LINDSEY SÖNMEZ

WHY DISCOURSE IS IMPORTANT IN MATH

Valuable Skills. Intentional discourse allows your students to bounce ideas off of each other, construct persuasive arguments, and question the how and the why behind the methods they’ve used to solve a problem. So while developing a deeper understanding of the concepts at hand, they’re also learning valuable skills in verbal communication and mathematical reasoning.

And while this may seem like a simple concept to implement in your classroom, it actually takes a lot of time and practice, consistently encouraging your kids to think meta-cognitively about their mathematical choices. But we’re sure you’ll find that the end result is well worth the effort. A mantra to keep in mind: consistent intentional discourse leads to intentional thinkers.

Mathematical Reasoning. When an answer is not obvious, students naturally resort to questions and discourse to reach a resolution. These tasks strengthen your students’ neural networks, forming a deeper and more memorable conceptual understanding. Your students are more likely to remember the problem-solving strategies that they used—and more importantly, the reasoning behind those strategies—through their productive struggle.

With every new problem they encounter, students build upon their reasoning skills while asking those important questions: “Which strategies are most efficient where, and why? What if one doesn't yield a reasonable answer? What comes next?” And it’s these questions that really get the wheels turning, further instilling the process of mathematical reasoning.

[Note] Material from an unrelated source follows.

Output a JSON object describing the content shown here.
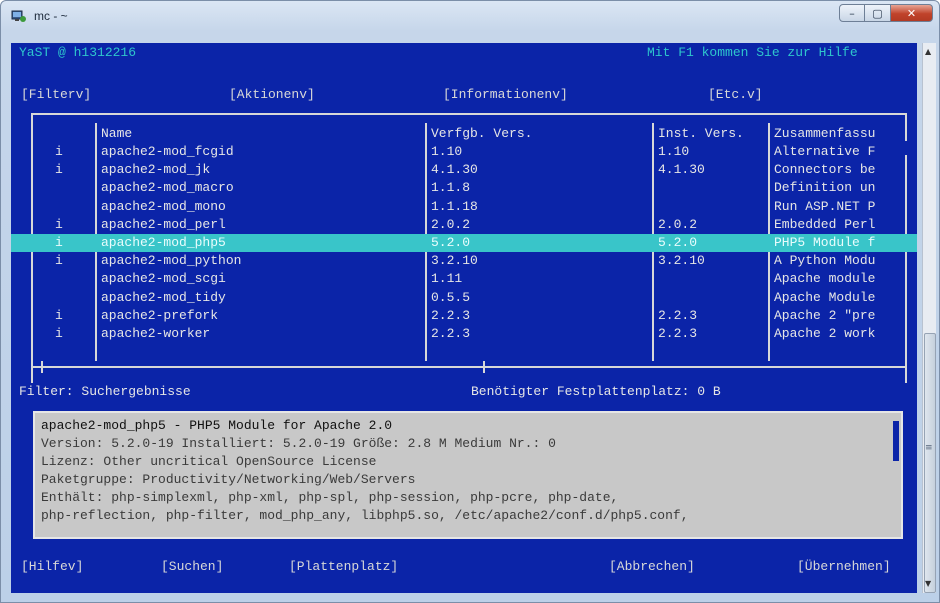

Various Approaches. Despite popular belief (and what most of us learned growing up), math is not a one-way street to the correct answer. Through discourse, you’ll find that students can approach multiple avenues and pathways, all to arrive at the same solution. When we teach the traditional route, oftentimes kids just see numbers and dive right into problem-solving before considering the best approach. In short, reasoning matters.